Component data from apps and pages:
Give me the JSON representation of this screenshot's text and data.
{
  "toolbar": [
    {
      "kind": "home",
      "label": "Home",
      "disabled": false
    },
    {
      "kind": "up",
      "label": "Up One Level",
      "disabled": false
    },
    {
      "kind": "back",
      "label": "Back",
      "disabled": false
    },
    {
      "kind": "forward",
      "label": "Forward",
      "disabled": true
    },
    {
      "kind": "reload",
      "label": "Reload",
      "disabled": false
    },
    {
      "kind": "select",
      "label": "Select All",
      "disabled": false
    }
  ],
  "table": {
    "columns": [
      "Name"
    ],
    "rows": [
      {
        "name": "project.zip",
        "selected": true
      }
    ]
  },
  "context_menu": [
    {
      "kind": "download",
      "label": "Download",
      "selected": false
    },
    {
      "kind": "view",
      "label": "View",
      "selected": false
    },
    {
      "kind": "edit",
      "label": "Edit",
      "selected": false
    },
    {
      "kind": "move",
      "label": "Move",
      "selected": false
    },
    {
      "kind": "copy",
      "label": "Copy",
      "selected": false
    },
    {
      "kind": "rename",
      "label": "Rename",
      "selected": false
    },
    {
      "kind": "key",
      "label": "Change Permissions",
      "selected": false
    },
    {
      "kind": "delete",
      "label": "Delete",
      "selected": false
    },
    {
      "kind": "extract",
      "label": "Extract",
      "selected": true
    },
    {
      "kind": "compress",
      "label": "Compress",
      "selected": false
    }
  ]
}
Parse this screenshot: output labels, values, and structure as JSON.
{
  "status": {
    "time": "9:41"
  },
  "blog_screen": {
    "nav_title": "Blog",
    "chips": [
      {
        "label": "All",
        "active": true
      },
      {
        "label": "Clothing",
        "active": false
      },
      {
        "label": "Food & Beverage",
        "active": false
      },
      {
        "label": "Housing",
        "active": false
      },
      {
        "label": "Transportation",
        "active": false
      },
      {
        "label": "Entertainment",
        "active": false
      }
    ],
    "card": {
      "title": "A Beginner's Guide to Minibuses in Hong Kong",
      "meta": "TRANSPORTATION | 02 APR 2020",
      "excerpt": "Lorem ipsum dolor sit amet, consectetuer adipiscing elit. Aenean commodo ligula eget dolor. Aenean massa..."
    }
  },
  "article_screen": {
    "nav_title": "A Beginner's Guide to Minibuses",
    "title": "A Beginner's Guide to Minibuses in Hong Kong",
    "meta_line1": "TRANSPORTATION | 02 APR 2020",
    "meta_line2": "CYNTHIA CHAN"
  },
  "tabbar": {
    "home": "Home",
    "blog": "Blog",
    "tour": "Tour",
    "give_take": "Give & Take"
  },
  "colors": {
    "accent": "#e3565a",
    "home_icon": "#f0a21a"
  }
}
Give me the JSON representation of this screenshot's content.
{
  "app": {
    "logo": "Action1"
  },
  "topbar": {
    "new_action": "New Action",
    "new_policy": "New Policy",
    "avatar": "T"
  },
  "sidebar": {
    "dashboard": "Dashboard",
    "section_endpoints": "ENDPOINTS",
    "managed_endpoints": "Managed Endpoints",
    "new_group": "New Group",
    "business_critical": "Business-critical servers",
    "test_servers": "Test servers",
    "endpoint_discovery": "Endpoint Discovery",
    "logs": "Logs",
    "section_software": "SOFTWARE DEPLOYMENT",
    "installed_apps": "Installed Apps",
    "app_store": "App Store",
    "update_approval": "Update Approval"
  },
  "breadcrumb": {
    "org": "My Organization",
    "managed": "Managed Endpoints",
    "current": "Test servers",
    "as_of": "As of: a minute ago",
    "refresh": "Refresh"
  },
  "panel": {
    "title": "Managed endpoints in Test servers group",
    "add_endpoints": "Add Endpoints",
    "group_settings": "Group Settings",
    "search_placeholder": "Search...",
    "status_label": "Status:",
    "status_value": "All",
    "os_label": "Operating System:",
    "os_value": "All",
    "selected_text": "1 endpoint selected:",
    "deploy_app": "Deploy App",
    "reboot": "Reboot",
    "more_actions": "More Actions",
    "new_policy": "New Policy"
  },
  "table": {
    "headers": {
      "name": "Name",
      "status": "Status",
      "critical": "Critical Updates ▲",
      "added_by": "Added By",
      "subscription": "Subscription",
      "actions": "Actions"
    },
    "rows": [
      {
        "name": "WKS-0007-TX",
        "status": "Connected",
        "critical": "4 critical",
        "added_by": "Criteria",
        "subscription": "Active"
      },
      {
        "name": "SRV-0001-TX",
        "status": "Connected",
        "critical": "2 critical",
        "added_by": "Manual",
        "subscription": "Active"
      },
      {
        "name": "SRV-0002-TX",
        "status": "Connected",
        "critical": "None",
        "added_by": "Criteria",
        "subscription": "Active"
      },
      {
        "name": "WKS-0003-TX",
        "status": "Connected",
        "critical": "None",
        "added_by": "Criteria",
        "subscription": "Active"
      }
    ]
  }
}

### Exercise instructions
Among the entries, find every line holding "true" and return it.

### Answer area
      "disabled": true
        "selected": true
      "selected": true
        "active": true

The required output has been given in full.